The sudden blow that comes from within in “The Crack-Up” refers to the realization of a gradual process of breaking down that takes place inside the individual.
External blows, those blows that come, or seem to come from outside, don't show their effects all at once. Internal blows, the ones that come from within, the products of the mind, are not felt until it's too late to do anything about them. When one eventually feels their effects, they induce a sense of finality, a sense that one will never be as good a man again.
The first kind of blow happens very quickly, whereas the other kind happens without your knowing it. But it is nonetheless realized suddenly. In other words, when you finally become aware that you're breaking down from within, it hits you hard in the face. This is the kind of crack-up that Fitzgerald has experienced in his own life.

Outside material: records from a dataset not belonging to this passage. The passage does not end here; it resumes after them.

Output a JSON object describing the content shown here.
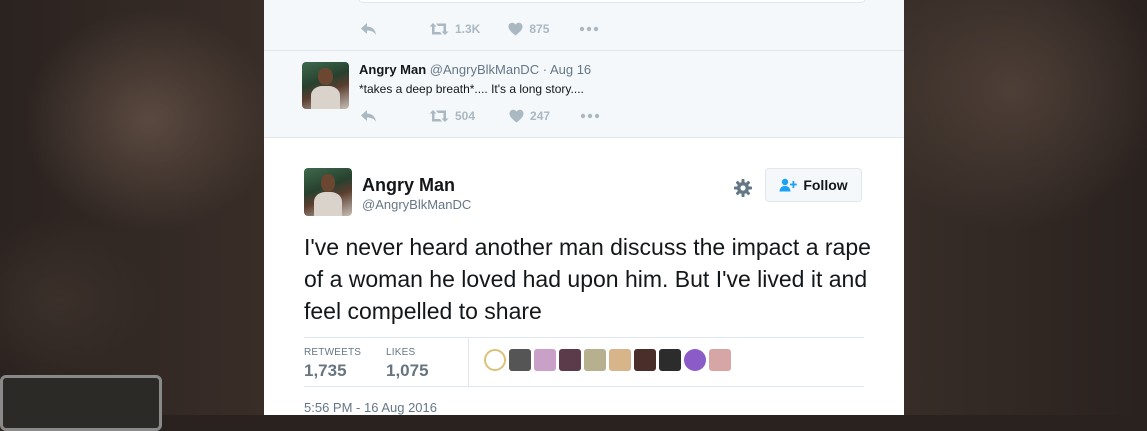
{
  "top_tweet": {
    "reply_icon": "reply-icon",
    "retweets": "1.3K",
    "likes": "875",
    "more_icon": "more-icon"
  },
  "reply_tweet": {
    "author_name": "Angry Man",
    "author_handle": "@AngryBlkManDC",
    "separator": "·",
    "date": "Aug 16",
    "text": "*takes a deep breath*.... It's a long story....",
    "retweets": "504",
    "likes": "247"
  },
  "main_tweet": {
    "author_name": "Angry Man",
    "author_handle": "@AngryBlkManDC",
    "follow_label": "Follow",
    "text": "I've never heard another man discuss the impact a rape of a woman he loved had upon him. But I've lived it and feel compelled to share",
    "stats": {
      "retweets_label": "RETWEETS",
      "retweets_value": "1,735",
      "likes_label": "LIKES",
      "likes_value": "1,075"
    },
    "liker_colors": [
      "#e8d9a8",
      "#555555",
      "#c9a0c8",
      "#5b3b4a",
      "#b6b08e",
      "#d8b48a",
      "#4a2e2a",
      "#2c2c2c",
      "#8b5cc7",
      "#d6a6a6"
    ],
    "timestamp": "5:56 PM - 16 Aug 2016"
  },
  "colors": {
    "action_gray": "#aab8c2",
    "text_primary": "#14171a",
    "text_muted": "#657786",
    "border": "#e1e8ed",
    "follow_blue": "#1da1f2"
  }
}
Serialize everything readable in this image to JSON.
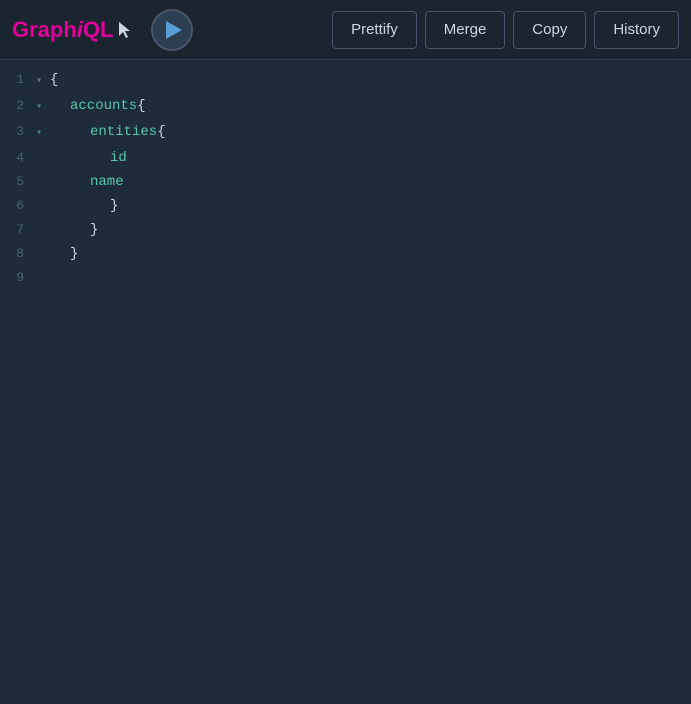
{
  "app": {
    "name": "GraphiQL",
    "name_graph": "Graph",
    "name_i": "i",
    "name_ql": "QL"
  },
  "toolbar": {
    "prettify_label": "Prettify",
    "merge_label": "Merge",
    "copy_label": "Copy",
    "history_label": "History"
  },
  "editor": {
    "lines": [
      {
        "number": "1",
        "fold": "▾",
        "indent": 0,
        "tokens": [
          {
            "text": "{",
            "class": "kw-brace"
          }
        ]
      },
      {
        "number": "2",
        "fold": "▾",
        "indent": 1,
        "tokens": [
          {
            "text": "accounts",
            "class": "kw-field"
          },
          {
            "text": " {",
            "class": "kw-brace"
          }
        ]
      },
      {
        "number": "3",
        "fold": "▾",
        "indent": 2,
        "tokens": [
          {
            "text": "entities",
            "class": "kw-field"
          },
          {
            "text": " {",
            "class": "kw-brace"
          }
        ]
      },
      {
        "number": "4",
        "fold": "",
        "indent": 3,
        "tokens": [
          {
            "text": "id",
            "class": "kw-field"
          }
        ]
      },
      {
        "number": "5",
        "fold": "",
        "indent": 2,
        "tokens": [
          {
            "text": "name",
            "class": "kw-field"
          }
        ]
      },
      {
        "number": "6",
        "fold": "",
        "indent": 3,
        "tokens": [
          {
            "text": "}",
            "class": "kw-brace"
          }
        ]
      },
      {
        "number": "7",
        "fold": "",
        "indent": 2,
        "tokens": [
          {
            "text": "}",
            "class": "kw-brace"
          }
        ]
      },
      {
        "number": "8",
        "fold": "",
        "indent": 1,
        "tokens": [
          {
            "text": "}",
            "class": "kw-brace"
          }
        ]
      },
      {
        "number": "9",
        "fold": "",
        "indent": 0,
        "tokens": []
      }
    ]
  }
}
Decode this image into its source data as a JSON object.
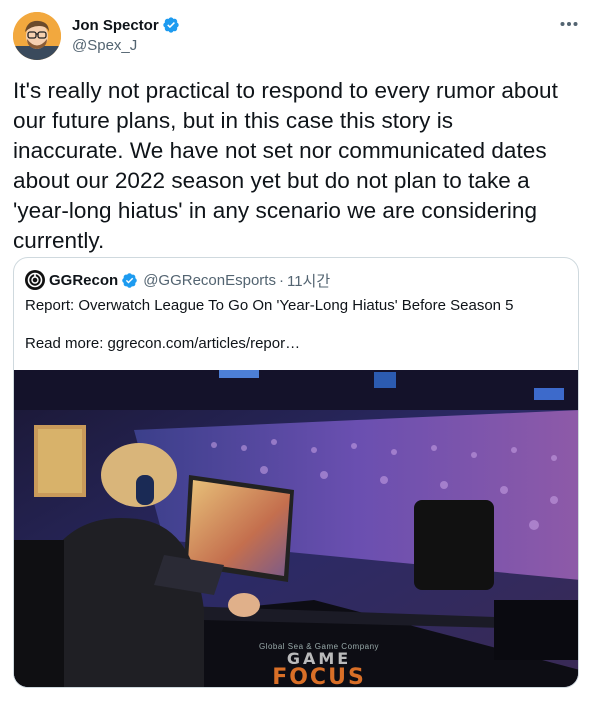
{
  "author": {
    "name": "Jon Spector",
    "handle": "@Spex_J",
    "avatar_icon": "avatar-illustration"
  },
  "tweet": {
    "text": "It's really not practical to respond to every rumor about\nour future plans, but in this case this story is\ninaccurate. We have not set nor communicated dates\nabout our 2022 season yet but do not plan to take a\n'year-long hiatus' in any scenario we are considering\ncurrently."
  },
  "quoted": {
    "name": "GGRecon",
    "handle": "@GGReconEsports",
    "separator": "·",
    "time": "11시간",
    "text": "Report: Overwatch League To Go On 'Year-Long Hiatus' Before Season 5",
    "read_more": "Read more: ggrecon.com/articles/repor…",
    "image_watermark": {
      "small": "Global Sea & Game Company",
      "line1": "GAME",
      "line2": "FOCUS"
    }
  },
  "colors": {
    "verified": "#1d9bf0",
    "text": "#0f1419",
    "muted": "#536471",
    "border": "#cfd9de"
  }
}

Over time, he's come to feel increasingly isolated from those around him, from the things he used to enjoy. Whereas he was once quite gregarious, he studiously avoids other people whenever he can help it. Now that he's alone, Fitzgerald has become insulated from the ordinary cares of this world.
Although Fitzgerald speaks candidly of the realization of his cracking-up as being “not an unhappy time,” he readily confesses that the two years in which he was in this state involved a lack of direction and a loss of confidence in his independence.
In addition, he started hating people for no good reason and becoming bitter about trivial things such as the sound of the radio or advertisements in magazines. And for good measure, he found it difficult to sleep and hated the day because it went towards night.
Whatever Fitzgerald may say otherwise, it seems fairly obvious that his internal breakdown, or crack-up, was anything but a happy experience for him.